:: Work required ::
What is needed is a word-for-word restatement of all the entries.

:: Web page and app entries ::

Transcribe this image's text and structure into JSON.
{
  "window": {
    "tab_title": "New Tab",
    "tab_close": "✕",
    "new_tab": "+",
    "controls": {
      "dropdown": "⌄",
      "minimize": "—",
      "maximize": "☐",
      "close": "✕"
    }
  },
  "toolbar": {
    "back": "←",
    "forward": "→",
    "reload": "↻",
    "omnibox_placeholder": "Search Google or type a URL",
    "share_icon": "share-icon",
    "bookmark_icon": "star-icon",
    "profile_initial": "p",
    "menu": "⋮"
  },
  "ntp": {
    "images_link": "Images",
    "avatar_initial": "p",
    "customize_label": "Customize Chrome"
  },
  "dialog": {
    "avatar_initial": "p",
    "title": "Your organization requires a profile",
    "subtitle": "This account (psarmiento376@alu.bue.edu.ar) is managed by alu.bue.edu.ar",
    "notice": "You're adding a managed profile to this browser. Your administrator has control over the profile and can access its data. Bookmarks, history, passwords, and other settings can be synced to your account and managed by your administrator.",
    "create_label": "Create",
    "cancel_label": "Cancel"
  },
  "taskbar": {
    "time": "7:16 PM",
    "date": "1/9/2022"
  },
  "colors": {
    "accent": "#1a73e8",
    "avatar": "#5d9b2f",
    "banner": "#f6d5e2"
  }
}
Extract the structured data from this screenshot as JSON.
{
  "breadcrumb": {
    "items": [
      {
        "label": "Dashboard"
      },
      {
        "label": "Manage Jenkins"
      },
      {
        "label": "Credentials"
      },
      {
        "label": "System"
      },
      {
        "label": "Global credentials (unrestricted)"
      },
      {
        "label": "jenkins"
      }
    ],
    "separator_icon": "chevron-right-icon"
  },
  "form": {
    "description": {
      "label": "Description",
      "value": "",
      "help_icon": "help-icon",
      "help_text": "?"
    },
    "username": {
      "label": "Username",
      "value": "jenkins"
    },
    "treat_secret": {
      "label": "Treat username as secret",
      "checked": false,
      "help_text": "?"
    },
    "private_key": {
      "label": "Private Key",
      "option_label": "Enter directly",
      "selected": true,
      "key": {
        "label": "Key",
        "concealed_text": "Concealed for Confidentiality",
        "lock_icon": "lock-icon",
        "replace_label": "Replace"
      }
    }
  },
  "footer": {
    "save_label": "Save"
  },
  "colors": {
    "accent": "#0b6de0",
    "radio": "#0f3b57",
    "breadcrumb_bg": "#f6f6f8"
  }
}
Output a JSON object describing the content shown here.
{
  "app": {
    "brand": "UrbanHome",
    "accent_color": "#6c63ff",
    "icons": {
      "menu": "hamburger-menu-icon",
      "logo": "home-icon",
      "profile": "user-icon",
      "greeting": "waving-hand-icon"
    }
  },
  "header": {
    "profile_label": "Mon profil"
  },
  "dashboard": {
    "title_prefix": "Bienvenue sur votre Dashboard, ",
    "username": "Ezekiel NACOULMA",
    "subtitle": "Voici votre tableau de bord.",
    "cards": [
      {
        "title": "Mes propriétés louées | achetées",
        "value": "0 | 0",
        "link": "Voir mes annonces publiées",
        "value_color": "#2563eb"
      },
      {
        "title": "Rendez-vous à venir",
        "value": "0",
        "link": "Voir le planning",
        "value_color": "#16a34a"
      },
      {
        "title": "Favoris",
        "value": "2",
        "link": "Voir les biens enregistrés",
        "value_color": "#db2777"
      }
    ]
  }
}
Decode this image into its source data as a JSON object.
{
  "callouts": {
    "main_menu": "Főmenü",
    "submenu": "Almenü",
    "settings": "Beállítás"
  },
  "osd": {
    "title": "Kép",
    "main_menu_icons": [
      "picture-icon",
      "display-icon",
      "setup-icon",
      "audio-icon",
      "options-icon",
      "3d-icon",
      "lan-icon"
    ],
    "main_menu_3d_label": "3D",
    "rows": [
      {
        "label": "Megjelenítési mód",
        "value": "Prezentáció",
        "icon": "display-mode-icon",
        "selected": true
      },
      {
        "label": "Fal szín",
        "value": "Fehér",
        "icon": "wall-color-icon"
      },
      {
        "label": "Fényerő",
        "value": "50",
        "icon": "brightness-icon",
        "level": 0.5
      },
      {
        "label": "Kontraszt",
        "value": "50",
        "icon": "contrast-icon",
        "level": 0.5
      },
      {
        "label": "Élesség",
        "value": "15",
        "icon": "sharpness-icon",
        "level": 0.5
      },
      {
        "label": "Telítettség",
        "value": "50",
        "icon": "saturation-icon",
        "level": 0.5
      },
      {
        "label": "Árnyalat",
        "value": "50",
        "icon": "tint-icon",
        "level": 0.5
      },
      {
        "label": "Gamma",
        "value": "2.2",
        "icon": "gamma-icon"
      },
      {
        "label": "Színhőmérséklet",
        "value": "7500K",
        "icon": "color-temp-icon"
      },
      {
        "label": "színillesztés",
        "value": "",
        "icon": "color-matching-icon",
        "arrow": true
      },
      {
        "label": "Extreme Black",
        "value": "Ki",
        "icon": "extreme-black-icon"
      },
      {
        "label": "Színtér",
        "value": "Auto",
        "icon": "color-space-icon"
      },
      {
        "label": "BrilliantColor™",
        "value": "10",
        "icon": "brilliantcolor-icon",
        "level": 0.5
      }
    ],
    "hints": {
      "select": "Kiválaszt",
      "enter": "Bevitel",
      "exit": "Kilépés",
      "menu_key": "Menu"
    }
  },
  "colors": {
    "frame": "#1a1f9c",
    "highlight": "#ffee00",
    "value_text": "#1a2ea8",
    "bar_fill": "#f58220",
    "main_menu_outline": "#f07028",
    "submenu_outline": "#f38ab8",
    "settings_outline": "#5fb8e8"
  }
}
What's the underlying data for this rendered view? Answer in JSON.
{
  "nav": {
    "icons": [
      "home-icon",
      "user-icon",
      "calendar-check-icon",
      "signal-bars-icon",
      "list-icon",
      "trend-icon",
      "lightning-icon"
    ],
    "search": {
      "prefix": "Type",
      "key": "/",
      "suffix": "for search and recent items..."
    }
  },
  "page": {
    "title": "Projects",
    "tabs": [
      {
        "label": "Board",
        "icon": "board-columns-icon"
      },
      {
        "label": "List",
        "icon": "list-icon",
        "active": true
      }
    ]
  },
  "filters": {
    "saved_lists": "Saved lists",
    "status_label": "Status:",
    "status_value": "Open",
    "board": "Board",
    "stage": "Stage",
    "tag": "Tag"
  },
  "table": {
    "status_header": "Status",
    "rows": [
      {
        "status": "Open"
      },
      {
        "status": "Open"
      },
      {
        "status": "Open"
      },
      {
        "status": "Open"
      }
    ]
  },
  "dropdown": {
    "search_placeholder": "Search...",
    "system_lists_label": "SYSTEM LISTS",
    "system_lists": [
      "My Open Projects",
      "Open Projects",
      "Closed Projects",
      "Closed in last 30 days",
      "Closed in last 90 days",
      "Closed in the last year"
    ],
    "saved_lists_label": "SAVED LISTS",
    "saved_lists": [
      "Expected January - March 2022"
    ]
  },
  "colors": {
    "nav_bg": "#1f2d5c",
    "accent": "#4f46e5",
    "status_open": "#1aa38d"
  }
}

:: Task response ::
Transcribe this image's text and structure into JSON.
{
  "window": {
    "tab_title": "New Tab",
    "tab_close": "✕",
    "new_tab": "+",
    "controls": {
      "dropdown": "⌄",
      "minimize": "—",
      "maximize": "☐",
      "close": "✕"
    }
  },
  "toolbar": {
    "back": "←",
    "forward": "→",
    "reload": "↻",
    "omnibox_placeholder": "Search Google or type a URL",
    "share_icon": "share-icon",
    "bookmark_icon": "star-icon",
    "profile_initial": "p",
    "menu": "⋮"
  },
  "ntp": {
    "images_link": "Images",
    "avatar_initial": "p",
    "customize_label": "Customize Chrome"
  },
  "dialog": {
    "avatar_initial": "p",
    "title": "Your organization requires a profile",
    "subtitle": "This account (psarmiento376@alu.bue.edu.ar) is managed by alu.bue.edu.ar",
    "notice": "You're adding a managed profile to this browser. Your administrator has control over the profile and can access its data. Bookmarks, history, passwords, and other settings can be synced to your account and managed by your administrator.",
    "create_label": "Create",
    "cancel_label": "Cancel"
  },
  "taskbar": {
    "time": "7:16 PM",
    "date": "1/9/2022"
  },
  "colors": {
    "accent": "#1a73e8",
    "avatar": "#5d9b2f",
    "banner": "#f6d5e2"
  }
}
Extract the structured data from this screenshot as JSON.
{
  "breadcrumb": {
    "items": [
      {
        "label": "Dashboard"
      },
      {
        "label": "Manage Jenkins"
      },
      {
        "label": "Credentials"
      },
      {
        "label": "System"
      },
      {
        "label": "Global credentials (unrestricted)"
      },
      {
        "label": "jenkins"
      }
    ],
    "separator_icon": "chevron-right-icon"
  },
  "form": {
    "description": {
      "label": "Description",
      "value": "",
      "help_icon": "help-icon",
      "help_text": "?"
    },
    "username": {
      "label": "Username",
      "value": "jenkins"
    },
    "treat_secret": {
      "label": "Treat username as secret",
      "checked": false,
      "help_text": "?"
    },
    "private_key": {
      "label": "Private Key",
      "option_label": "Enter directly",
      "selected": true,
      "key": {
        "label": "Key",
        "concealed_text": "Concealed for Confidentiality",
        "lock_icon": "lock-icon",
        "replace_label": "Replace"
      }
    }
  },
  "footer": {
    "save_label": "Save"
  },
  "colors": {
    "accent": "#0b6de0",
    "radio": "#0f3b57",
    "breadcrumb_bg": "#f6f6f8"
  }
}
Output a JSON object describing the content shown here.
{
  "app": {
    "brand": "UrbanHome",
    "accent_color": "#6c63ff",
    "icons": {
      "menu": "hamburger-menu-icon",
      "logo": "home-icon",
      "profile": "user-icon",
      "greeting": "waving-hand-icon"
    }
  },
  "header": {
    "profile_label": "Mon profil"
  },
  "dashboard": {
    "title_prefix": "Bienvenue sur votre Dashboard, ",
    "username": "Ezekiel NACOULMA",
    "subtitle": "Voici votre tableau de bord.",
    "cards": [
      {
        "title": "Mes propriétés louées | achetées",
        "value": "0 | 0",
        "link": "Voir mes annonces publiées",
        "value_color": "#2563eb"
      },
      {
        "title": "Rendez-vous à venir",
        "value": "0",
        "link": "Voir le planning",
        "value_color": "#16a34a"
      },
      {
        "title": "Favoris",
        "value": "2",
        "link": "Voir les biens enregistrés",
        "value_color": "#db2777"
      }
    ]
  }
}
Decode this image into its source data as a JSON object.
{
  "callouts": {
    "main_menu": "Főmenü",
    "submenu": "Almenü",
    "settings": "Beállítás"
  },
  "osd": {
    "title": "Kép",
    "main_menu_icons": [
      "picture-icon",
      "display-icon",
      "setup-icon",
      "audio-icon",
      "options-icon",
      "3d-icon",
      "lan-icon"
    ],
    "main_menu_3d_label": "3D",
    "rows": [
      {
        "label": "Megjelenítési mód",
        "value": "Prezentáció",
        "icon": "display-mode-icon",
        "selected": true
      },
      {
        "label": "Fal szín",
        "value": "Fehér",
        "icon": "wall-color-icon"
      },
      {
        "label": "Fényerő",
        "value": "50",
        "icon": "brightness-icon",
        "level": 0.5
      },
      {
        "label": "Kontraszt",
        "value": "50",
        "icon": "contrast-icon",
        "level": 0.5
      },
      {
        "label": "Élesség",
        "value": "15",
        "icon": "sharpness-icon",
        "level": 0.5
      },
      {
        "label": "Telítettség",
        "value": "50",
        "icon": "saturation-icon",
        "level": 0.5
      },
      {
        "label": "Árnyalat",
        "value": "50",
        "icon": "tint-icon",
        "level": 0.5
      },
      {
        "label": "Gamma",
        "value": "2.2",
        "icon": "gamma-icon"
      },
      {
        "label": "Színhőmérséklet",
        "value": "7500K",
        "icon": "color-temp-icon"
      },
      {
        "label": "színillesztés",
        "value": "",
        "icon": "color-matching-icon",
        "arrow": true
      },
      {
        "label": "Extreme Black",
        "value": "Ki",
        "icon": "extreme-black-icon"
      },
      {
        "label": "Színtér",
        "value": "Auto",
        "icon": "color-space-icon"
      },
      {
        "label": "BrilliantColor™",
        "value": "10",
        "icon": "brilliantcolor-icon",
        "level": 0.5
      }
    ],
    "hints": {
      "select": "Kiválaszt",
      "enter": "Bevitel",
      "exit": "Kilépés",
      "menu_key": "Menu"
    }
  },
  "colors": {
    "frame": "#1a1f9c",
    "highlight": "#ffee00",
    "value_text": "#1a2ea8",
    "bar_fill": "#f58220",
    "main_menu_outline": "#f07028",
    "submenu_outline": "#f38ab8",
    "settings_outline": "#5fb8e8"
  }
}
What's the underlying data for this rendered view? Answer in JSON.
{
  "nav": {
    "icons": [
      "home-icon",
      "user-icon",
      "calendar-check-icon",
      "signal-bars-icon",
      "list-icon",
      "trend-icon",
      "lightning-icon"
    ],
    "search": {
      "prefix": "Type",
      "key": "/",
      "suffix": "for search and recent items..."
    }
  },
  "page": {
    "title": "Projects",
    "tabs": [
      {
        "label": "Board",
        "icon": "board-columns-icon"
      },
      {
        "label": "List",
        "icon": "list-icon",
        "active": true
      }
    ]
  },
  "filters": {
    "saved_lists": "Saved lists",
    "status_label": "Status:",
    "status_value": "Open",
    "board": "Board",
    "stage": "Stage",
    "tag": "Tag"
  },
  "table": {
    "status_header": "Status",
    "rows": [
      {
        "status": "Open"
      },
      {
        "status": "Open"
      },
      {
        "status": "Open"
      },
      {
        "status": "Open"
      }
    ]
  },
  "dropdown": {
    "search_placeholder": "Search...",
    "system_lists_label": "SYSTEM LISTS",
    "system_lists": [
      "My Open Projects",
      "Open Projects",
      "Closed Projects",
      "Closed in last 30 days",
      "Closed in last 90 days",
      "Closed in the last year"
    ],
    "saved_lists_label": "SAVED LISTS",
    "saved_lists": [
      "Expected January - March 2022"
    ]
  },
  "colors": {
    "nav_bg": "#1f2d5c",
    "accent": "#4f46e5",
    "status_open": "#1aa38d"
  }
}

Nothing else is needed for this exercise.